Work required> Each entry needs to be repeated exactly, with nothing added or removed.

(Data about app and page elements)
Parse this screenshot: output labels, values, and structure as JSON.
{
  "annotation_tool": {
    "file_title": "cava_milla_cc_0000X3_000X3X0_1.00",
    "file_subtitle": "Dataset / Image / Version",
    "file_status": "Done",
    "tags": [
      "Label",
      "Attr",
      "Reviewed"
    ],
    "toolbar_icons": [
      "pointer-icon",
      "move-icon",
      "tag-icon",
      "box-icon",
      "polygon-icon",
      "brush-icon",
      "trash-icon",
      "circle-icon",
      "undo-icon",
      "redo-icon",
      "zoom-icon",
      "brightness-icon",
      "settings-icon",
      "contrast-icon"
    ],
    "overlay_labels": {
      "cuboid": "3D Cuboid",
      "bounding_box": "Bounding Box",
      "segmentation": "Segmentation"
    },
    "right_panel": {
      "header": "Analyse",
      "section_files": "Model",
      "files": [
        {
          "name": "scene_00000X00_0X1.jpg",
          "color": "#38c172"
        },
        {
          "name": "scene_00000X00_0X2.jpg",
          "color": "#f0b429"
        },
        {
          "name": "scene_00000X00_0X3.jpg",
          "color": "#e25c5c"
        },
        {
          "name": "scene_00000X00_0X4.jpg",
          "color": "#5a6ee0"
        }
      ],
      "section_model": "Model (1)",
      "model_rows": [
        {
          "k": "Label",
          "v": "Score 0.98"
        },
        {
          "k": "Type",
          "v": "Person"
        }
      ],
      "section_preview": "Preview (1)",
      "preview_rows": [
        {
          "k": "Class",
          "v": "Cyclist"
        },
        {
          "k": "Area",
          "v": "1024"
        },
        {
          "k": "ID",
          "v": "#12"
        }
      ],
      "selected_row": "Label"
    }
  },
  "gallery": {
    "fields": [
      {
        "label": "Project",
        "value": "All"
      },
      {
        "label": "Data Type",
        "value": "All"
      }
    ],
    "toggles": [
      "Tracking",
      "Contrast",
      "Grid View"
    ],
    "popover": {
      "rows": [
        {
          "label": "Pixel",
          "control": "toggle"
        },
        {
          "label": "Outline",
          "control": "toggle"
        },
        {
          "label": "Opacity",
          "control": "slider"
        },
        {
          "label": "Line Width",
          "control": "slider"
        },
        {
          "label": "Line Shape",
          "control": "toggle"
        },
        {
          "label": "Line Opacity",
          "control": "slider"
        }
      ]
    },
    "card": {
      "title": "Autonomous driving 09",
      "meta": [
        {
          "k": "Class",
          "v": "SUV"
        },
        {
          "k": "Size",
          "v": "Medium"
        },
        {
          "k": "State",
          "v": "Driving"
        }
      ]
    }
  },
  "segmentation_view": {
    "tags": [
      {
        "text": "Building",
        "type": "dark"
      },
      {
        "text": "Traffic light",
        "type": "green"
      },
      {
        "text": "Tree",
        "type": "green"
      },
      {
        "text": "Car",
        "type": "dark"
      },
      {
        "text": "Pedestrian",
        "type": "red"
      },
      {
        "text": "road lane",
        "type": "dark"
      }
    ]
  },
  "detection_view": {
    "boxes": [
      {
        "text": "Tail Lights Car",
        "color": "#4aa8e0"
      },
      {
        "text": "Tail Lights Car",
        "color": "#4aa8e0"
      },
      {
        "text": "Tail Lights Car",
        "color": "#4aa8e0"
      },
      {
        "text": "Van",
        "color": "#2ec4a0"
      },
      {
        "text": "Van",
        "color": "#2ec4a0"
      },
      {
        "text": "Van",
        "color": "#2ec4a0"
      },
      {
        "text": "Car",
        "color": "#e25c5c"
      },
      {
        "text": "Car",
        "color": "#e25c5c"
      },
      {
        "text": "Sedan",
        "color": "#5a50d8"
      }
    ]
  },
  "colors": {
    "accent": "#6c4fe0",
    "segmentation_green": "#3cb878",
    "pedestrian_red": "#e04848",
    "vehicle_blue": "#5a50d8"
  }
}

Solution to this problem>
Parse this screenshot: output labels, values, and structure as JSON.
{
  "annotation_tool": {
    "file_title": "cava_milla_cc_0000X3_000X3X0_1.00",
    "file_subtitle": "Dataset / Image / Version",
    "file_status": "Done",
    "tags": [
      "Label",
      "Attr",
      "Reviewed"
    ],
    "toolbar_icons": [
      "pointer-icon",
      "move-icon",
      "tag-icon",
      "box-icon",
      "polygon-icon",
      "brush-icon",
      "trash-icon",
      "circle-icon",
      "undo-icon",
      "redo-icon",
      "zoom-icon",
      "brightness-icon",
      "settings-icon",
      "contrast-icon"
    ],
    "overlay_labels": {
      "cuboid": "3D Cuboid",
      "bounding_box": "Bounding Box",
      "segmentation": "Segmentation"
    },
    "right_panel": {
      "header": "Analyse",
      "section_files": "Model",
      "files": [
        {
          "name": "scene_00000X00_0X1.jpg",
          "color": "#38c172"
        },
        {
          "name": "scene_00000X00_0X2.jpg",
          "color": "#f0b429"
        },
        {
          "name": "scene_00000X00_0X3.jpg",
          "color": "#e25c5c"
        },
        {
          "name": "scene_00000X00_0X4.jpg",
          "color": "#5a6ee0"
        }
      ],
      "section_model": "Model (1)",
      "model_rows": [
        {
          "k": "Label",
          "v": "Score 0.98"
        },
        {
          "k": "Type",
          "v": "Person"
        }
      ],
      "section_preview": "Preview (1)",
      "preview_rows": [
        {
          "k": "Class",
          "v": "Cyclist"
        },
        {
          "k": "Area",
          "v": "1024"
        },
        {
          "k": "ID",
          "v": "#12"
        }
      ],
      "selected_row": "Label"
    }
  },
  "gallery": {
    "fields": [
      {
        "label": "Project",
        "value": "All"
      },
      {
        "label": "Data Type",
        "value": "All"
      }
    ],
    "toggles": [
      "Tracking",
      "Contrast",
      "Grid View"
    ],
    "popover": {
      "rows": [
        {
          "label": "Pixel",
          "control": "toggle"
        },
        {
          "label": "Outline",
          "control": "toggle"
        },
        {
          "label": "Opacity",
          "control": "slider"
        },
        {
          "label": "Line Width",
          "control": "slider"
        },
        {
          "label": "Line Shape",
          "control": "toggle"
        },
        {
          "label": "Line Opacity",
          "control": "slider"
        }
      ]
    },
    "card": {
      "title": "Autonomous driving 09",
      "meta": [
        {
          "k": "Class",
          "v": "SUV"
        },
        {
          "k": "Size",
          "v": "Medium"
        },
        {
          "k": "State",
          "v": "Driving"
        }
      ]
    }
  },
  "segmentation_view": {
    "tags": [
      {
        "text": "Building",
        "type": "dark"
      },
      {
        "text": "Traffic light",
        "type": "green"
      },
      {
        "text": "Tree",
        "type": "green"
      },
      {
        "text": "Car",
        "type": "dark"
      },
      {
        "text": "Pedestrian",
        "type": "red"
      },
      {
        "text": "road lane",
        "type": "dark"
      }
    ]
  },
  "detection_view": {
    "boxes": [
      {
        "text": "Tail Lights Car",
        "color": "#4aa8e0"
      },
      {
        "text": "Tail Lights Car",
        "color": "#4aa8e0"
      },
      {
        "text": "Tail Lights Car",
        "color": "#4aa8e0"
      },
      {
        "text": "Van",
        "color": "#2ec4a0"
      },
      {
        "text": "Van",
        "color": "#2ec4a0"
      },
      {
        "text": "Van",
        "color": "#2ec4a0"
      },
      {
        "text": "Car",
        "color": "#e25c5c"
      },
      {
        "text": "Car",
        "color": "#e25c5c"
      },
      {
        "text": "Sedan",
        "color": "#5a50d8"
      }
    ]
  },
  "colors": {
    "accent": "#6c4fe0",
    "segmentation_green": "#3cb878",
    "pedestrian_red": "#e04848",
    "vehicle_blue": "#5a50d8"
  }
}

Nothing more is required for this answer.